Traditional costing systems are more concerned about the organizational charts than the actual process. Traditional cost accounting systems are therefore structurally oriented and the process view is completely missing. The result is that one cannot ask ‘what needs to be done?’, because the process is unknown. The only questions such costing systems can give answers to, although often off the mark, is ‘what do we have at our disposal to do the job?’.

The latter question is a question of capacity, that is, how capacity is managed. Capacity is measured as an expense and found easily in the accounting system. The first question is a question of resource management, because resources is what you need in order to do a job and measured as a cost, but the resource measures can only be found by investigating the processes.

Thus, because ABC is process-oriented and gathers information from the processes it can be used to identify both ‘what needs to be done?’ and how to allocate resources most productively. ABC can therefore give managers the ability to match the resource needs with the available capacity as closely as possible, and hence improving productivity. From this we understand that the structure oriented approach of traditional costing systems gives no decision support in allocating capacity to match resource needs. Over time this leads to cost inefficient organizations and poor profitability.

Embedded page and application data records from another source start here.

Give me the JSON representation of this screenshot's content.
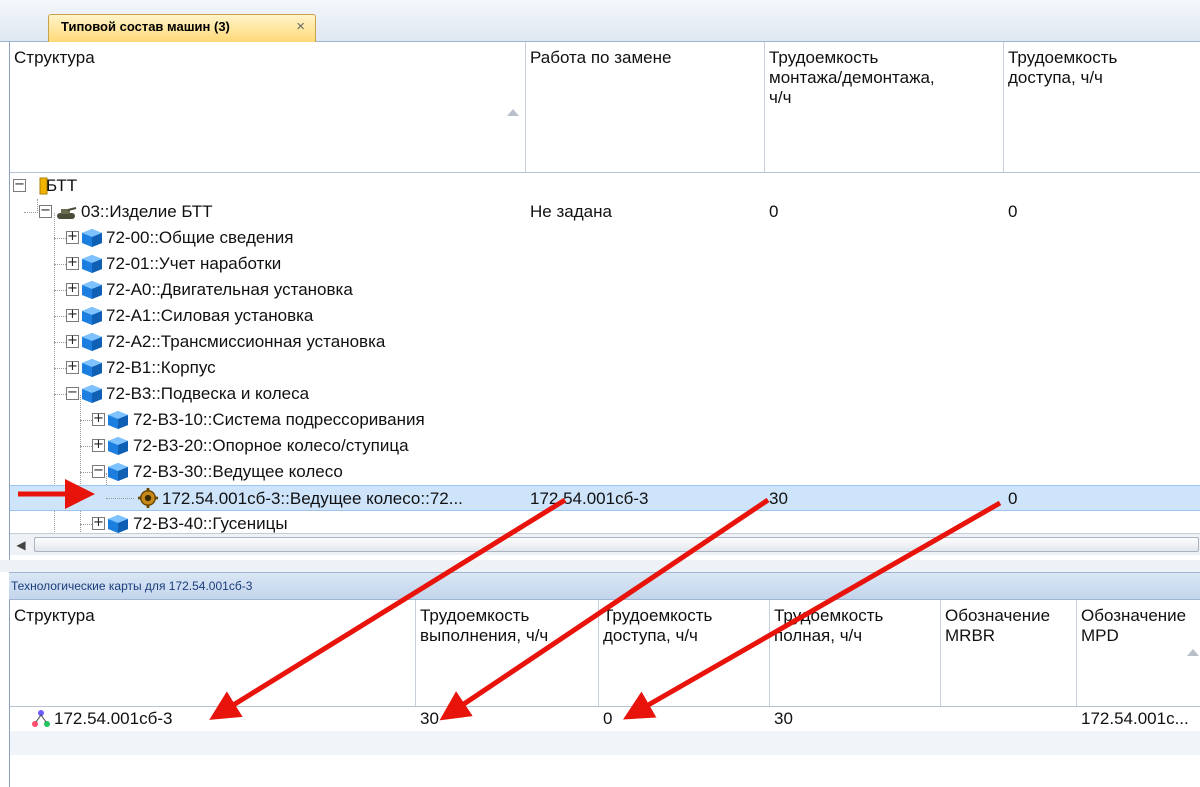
{
  "tab": {
    "title": "Типовой состав машин (3)",
    "close": "×"
  },
  "top_table": {
    "columns": [
      "Структура",
      "Работа по замене",
      "Трудоемкость\nмонтажа/демонтажа,\nч/ч",
      "Трудоемкость\nдоступа, ч/ч"
    ],
    "rows": [
      {
        "label": "БТТ",
        "replace": "",
        "mount": "",
        "access": ""
      },
      {
        "label": "03::Изделие БТТ",
        "replace": "Не задана",
        "mount": "0",
        "access": "0"
      },
      {
        "label": "72-00::Общие сведения",
        "replace": "",
        "mount": "",
        "access": ""
      },
      {
        "label": "72-01::Учет наработки",
        "replace": "",
        "mount": "",
        "access": ""
      },
      {
        "label": "72-A0::Двигательная установка",
        "replace": "",
        "mount": "",
        "access": ""
      },
      {
        "label": "72-A1::Силовая установка",
        "replace": "",
        "mount": "",
        "access": ""
      },
      {
        "label": "72-A2::Трансмиссионная установка",
        "replace": "",
        "mount": "",
        "access": ""
      },
      {
        "label": "72-B1::Корпус",
        "replace": "",
        "mount": "",
        "access": ""
      },
      {
        "label": "72-B3::Подвеска и колеса",
        "replace": "",
        "mount": "",
        "access": ""
      },
      {
        "label": "72-B3-10::Система подрессоривания",
        "replace": "",
        "mount": "",
        "access": ""
      },
      {
        "label": "72-B3-20::Опорное колесо/ступица",
        "replace": "",
        "mount": "",
        "access": ""
      },
      {
        "label": "72-B3-30::Ведущее колесо",
        "replace": "",
        "mount": "",
        "access": ""
      },
      {
        "label": "172.54.001сб-3::Ведущее колесо::72...",
        "replace": "172.54.001сб-3",
        "mount": "30",
        "access": "0"
      },
      {
        "label": "72-B3-40::Гусеницы",
        "replace": "",
        "mount": "",
        "access": ""
      }
    ]
  },
  "caption": "Технологические карты для 172.54.001сб-3",
  "bottom_table": {
    "columns": [
      "Структура",
      "Трудоемкость\nвыполнения, ч/ч",
      "Трудоемкость\nдоступа, ч/ч",
      "Трудоемкость\nполная, ч/ч",
      "Обозначение\nMRBR",
      "Обозначение\nMPD"
    ],
    "rows": [
      {
        "label": "172.54.001сб-3",
        "exec": "30",
        "access": "0",
        "full": "30",
        "mrbr": "",
        "mpd": "172.54.001с..."
      }
    ]
  },
  "colors": {
    "selection": "#cde4fb",
    "arrow": "#e8140c",
    "folder": "#f0b400"
  },
  "icons": [
    "folder-icon",
    "tank-icon",
    "cube-icon",
    "gear-icon",
    "techcard-icon",
    "expander-plus-icon",
    "expander-minus-icon",
    "sort-ascending-icon",
    "arrow-annotation"
  ]
}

There is also another aspect to process-orientation; how ABC is used and implemented. Because ABC can direct attention towards the causes of costs (critical success factors) related to both cost objects and processes and not to mention the cost of quality, ABC is viewed as more than a method for cost accounting – it invites to a whole new way of management, such as;

  1. The identification of critical success factors that enables continuous improvement of products and processes.
  2. The link between cost information and other information enables a much wider array of improvement strategies that traditionally acknowledged.
  3. The identification of the cost of quality and the process-orientation in ABC open up for a very powerful link to various  quality management methods and lean.

From the above discussion it should be evident that not only is ABC useful and powerful to any organization, but a need for companies that want to excel, and efficiently and effectively increase their competitive advantage. As one marketing executive said: “This is revolutionary!”.

To read more about ABC simply buy this book where ABC, and much more, is discussed extensively both theoretically and with simple examples and thorough case studies.  There you can also learn about how ABC can be used to look forward in time and create simulation models for a variety of situations.